Comments

RonRay's picture
RonRay

I am Just a bit confused, RuthieG. Not, by the fine looking biscuits, for they look delicious. But, rather by your use of the name "sourdough". Generally, sourdough refers to a dough with a wild yeast the tends to make the taste become more sour than sweet. Generally, originally cultured from a grain, like wheat, or rye. I have never seen it in reference to a water yeast created from vegetables or fruits.  If I missed something - I did read it 3 times - I apologize.

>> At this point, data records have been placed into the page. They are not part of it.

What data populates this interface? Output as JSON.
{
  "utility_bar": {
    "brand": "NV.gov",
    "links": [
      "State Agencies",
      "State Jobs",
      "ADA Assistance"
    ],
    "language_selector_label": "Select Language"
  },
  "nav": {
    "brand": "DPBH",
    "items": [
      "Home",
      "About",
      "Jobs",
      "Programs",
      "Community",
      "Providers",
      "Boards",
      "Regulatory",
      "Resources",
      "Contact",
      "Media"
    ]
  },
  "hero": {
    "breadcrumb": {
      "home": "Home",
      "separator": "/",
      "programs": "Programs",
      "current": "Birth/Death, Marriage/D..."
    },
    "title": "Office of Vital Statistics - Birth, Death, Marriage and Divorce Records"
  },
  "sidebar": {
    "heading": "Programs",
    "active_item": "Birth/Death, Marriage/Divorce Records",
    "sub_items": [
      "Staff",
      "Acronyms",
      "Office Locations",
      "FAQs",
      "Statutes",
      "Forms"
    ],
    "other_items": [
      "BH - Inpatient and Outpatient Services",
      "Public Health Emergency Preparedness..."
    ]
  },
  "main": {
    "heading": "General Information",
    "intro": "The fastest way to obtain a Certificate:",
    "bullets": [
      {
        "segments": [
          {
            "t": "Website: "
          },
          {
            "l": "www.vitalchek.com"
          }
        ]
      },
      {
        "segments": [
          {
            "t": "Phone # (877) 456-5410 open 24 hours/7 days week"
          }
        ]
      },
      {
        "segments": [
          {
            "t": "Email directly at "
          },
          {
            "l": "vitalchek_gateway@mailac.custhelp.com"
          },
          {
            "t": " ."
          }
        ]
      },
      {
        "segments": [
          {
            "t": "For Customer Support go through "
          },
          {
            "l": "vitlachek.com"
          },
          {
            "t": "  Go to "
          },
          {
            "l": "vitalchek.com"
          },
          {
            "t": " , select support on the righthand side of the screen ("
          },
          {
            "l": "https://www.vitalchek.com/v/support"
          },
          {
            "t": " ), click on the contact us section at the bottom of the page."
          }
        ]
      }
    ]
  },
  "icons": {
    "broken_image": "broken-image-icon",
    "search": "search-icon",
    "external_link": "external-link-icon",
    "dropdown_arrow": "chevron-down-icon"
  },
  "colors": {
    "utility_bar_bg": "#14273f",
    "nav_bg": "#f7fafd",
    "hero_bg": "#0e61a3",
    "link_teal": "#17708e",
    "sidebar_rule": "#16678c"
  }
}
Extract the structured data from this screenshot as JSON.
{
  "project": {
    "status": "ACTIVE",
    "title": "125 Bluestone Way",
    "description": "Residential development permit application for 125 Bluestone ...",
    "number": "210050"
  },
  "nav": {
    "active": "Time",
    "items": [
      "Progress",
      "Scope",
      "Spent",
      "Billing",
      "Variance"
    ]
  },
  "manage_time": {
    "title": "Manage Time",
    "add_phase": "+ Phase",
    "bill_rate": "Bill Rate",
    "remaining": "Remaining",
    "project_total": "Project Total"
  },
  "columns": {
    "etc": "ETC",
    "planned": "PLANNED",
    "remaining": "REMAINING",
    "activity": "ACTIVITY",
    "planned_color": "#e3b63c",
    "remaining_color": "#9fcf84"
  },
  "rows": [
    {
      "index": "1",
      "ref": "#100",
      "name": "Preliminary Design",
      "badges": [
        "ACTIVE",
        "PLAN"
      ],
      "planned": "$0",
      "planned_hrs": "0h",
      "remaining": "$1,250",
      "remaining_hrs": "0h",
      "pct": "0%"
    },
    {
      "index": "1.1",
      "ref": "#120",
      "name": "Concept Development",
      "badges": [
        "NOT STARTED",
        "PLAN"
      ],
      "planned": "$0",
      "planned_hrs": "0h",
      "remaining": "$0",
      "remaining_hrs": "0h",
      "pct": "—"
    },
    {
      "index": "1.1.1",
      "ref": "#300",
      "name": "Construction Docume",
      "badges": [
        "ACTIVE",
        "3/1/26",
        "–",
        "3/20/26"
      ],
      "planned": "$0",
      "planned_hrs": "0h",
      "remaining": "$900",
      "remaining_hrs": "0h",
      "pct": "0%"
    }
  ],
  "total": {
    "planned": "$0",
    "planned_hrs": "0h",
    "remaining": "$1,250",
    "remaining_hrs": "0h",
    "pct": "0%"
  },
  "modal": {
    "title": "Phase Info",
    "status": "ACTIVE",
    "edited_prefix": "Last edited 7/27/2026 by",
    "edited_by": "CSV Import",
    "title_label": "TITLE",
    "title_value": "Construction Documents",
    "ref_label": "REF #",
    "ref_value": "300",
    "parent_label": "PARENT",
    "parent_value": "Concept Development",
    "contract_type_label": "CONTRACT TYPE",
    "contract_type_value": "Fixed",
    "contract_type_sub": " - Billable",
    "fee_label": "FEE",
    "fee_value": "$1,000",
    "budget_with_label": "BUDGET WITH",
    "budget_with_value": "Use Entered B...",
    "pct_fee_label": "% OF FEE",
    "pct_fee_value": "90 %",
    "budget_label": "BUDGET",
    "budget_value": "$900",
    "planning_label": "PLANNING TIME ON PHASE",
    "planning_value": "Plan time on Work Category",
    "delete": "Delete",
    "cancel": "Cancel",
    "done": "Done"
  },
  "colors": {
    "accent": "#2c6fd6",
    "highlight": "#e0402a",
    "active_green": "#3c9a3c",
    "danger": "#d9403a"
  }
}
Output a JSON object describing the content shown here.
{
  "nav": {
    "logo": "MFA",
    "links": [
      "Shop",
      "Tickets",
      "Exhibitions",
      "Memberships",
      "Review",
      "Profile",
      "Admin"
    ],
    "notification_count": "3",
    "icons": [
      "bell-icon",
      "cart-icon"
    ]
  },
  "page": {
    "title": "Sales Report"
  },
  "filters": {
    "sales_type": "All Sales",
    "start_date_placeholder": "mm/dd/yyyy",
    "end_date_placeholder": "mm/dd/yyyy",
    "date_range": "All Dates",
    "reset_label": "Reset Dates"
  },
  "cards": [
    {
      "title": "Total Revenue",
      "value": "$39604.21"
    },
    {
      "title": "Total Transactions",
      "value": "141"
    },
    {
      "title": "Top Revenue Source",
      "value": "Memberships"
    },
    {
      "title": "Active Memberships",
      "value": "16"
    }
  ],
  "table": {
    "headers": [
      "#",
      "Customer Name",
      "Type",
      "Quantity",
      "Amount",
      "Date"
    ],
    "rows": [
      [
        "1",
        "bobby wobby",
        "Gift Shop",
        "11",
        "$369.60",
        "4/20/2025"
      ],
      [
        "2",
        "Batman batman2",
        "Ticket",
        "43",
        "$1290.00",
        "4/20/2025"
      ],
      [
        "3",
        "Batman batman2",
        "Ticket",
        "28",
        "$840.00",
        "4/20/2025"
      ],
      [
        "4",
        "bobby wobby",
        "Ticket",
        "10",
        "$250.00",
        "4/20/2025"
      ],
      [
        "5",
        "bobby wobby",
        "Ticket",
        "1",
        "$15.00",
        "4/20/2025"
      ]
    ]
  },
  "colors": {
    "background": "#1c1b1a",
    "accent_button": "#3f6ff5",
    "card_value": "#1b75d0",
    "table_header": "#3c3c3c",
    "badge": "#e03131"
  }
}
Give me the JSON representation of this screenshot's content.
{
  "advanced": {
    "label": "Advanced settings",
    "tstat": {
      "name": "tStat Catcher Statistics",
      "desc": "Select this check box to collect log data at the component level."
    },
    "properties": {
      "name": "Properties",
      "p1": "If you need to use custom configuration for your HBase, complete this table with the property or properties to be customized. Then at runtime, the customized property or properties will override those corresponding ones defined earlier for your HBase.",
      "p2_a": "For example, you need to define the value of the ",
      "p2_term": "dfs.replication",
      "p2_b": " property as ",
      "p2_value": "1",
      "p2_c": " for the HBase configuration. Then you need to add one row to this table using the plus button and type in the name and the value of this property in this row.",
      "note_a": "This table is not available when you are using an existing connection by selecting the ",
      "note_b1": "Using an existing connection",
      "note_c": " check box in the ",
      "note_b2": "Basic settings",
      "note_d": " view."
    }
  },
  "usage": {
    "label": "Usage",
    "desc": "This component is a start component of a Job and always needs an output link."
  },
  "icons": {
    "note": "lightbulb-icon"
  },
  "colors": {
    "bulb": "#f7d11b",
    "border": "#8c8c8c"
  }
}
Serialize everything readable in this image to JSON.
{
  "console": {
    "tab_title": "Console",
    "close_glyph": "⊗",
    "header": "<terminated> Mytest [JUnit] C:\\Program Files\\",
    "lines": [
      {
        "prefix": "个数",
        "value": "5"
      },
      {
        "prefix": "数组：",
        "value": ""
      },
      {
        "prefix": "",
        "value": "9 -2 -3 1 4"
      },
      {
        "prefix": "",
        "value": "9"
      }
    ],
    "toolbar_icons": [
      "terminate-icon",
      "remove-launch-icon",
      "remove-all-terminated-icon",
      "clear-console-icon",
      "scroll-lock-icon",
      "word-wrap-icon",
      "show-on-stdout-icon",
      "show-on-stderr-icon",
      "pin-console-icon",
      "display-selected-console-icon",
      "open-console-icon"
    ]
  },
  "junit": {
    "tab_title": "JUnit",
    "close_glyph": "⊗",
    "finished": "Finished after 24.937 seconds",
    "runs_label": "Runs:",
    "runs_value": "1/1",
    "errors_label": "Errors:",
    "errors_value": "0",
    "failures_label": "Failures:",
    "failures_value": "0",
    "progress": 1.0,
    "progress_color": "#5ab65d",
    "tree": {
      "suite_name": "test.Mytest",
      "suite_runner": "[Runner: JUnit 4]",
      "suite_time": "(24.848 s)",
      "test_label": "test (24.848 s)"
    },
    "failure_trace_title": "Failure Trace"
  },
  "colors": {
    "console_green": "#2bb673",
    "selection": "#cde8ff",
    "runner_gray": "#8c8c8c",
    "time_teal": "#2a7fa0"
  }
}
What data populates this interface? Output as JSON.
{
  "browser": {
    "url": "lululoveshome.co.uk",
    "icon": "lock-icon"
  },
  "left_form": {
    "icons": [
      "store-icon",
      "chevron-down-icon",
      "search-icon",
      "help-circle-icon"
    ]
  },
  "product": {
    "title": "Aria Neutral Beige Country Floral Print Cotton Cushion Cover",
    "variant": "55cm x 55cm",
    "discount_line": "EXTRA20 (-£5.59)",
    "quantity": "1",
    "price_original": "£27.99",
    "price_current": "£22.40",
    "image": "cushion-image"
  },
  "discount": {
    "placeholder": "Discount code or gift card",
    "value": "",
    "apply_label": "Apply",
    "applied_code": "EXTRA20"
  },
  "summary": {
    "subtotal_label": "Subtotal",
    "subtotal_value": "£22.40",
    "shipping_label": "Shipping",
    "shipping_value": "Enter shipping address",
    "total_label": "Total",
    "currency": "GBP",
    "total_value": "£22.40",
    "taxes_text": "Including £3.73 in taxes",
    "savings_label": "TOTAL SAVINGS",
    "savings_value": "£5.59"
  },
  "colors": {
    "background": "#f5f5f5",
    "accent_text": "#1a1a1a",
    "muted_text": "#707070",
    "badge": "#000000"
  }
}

I did see a possibility that you were saying you converted a Raisin Yeast Water into a sourdough, which of course, might well be what you meant, but that wasn't clear enough for me to be sure that was the meaning. I only mention it because there are already so many that are having problems understanding the differences between Yeast Water and Sourdough, that I thought it worth checking with you on your meaning.

Ron

RobynNZ's picture
RobynNZ

what the hydration level of the yeast water/flour blend is. What ratio of yeast water/water/flour did you use? As Ron says, your biscuits (we call them scones) do look delicious.

Regards, Robyn

Daisy_A's picture
Daisy_A

Hi Ruthie,

Mmm they do look good. I use a mixed levain of flour and RWY at times also. In response to Ron's question about terms, I simply call it a levain, as I'm guided in my choice of yeasts by the type of dough development that I want.  I'm glad that with this mixed levain you're getting baked goods that make such delicious eating!

Best wishes, Daisy_A

RuthieG's picture
RuthieG

Robyn I use basically a 1 to 1.  It's like a thin batter until I start feeding it to use and then it's a 1:2.....Thick pancake type batter....Honestly I don't measure things all that accurately......I just take a scoop of flour or two depending on what I am doing and then, I am sorry to say that I stick the jar under the water feed on my fridge and put water in it.  I know that some people prefer the purist method of measuring everything but mine is more of an estimate.  I will add though that I have been baking long enough that I could probably wager on the amount of whatever I have added and be pretty accurate. 

 

I love the sourdough biscuits...they have a beautiful flavor.

jyslouey's picture
jyslouey

I too had the same questions and I'm glad they all beat me to it. I would have been afraid to ask in case I'd be asking all the dumb/wrong questions and confuse myself more in the process.  - Judy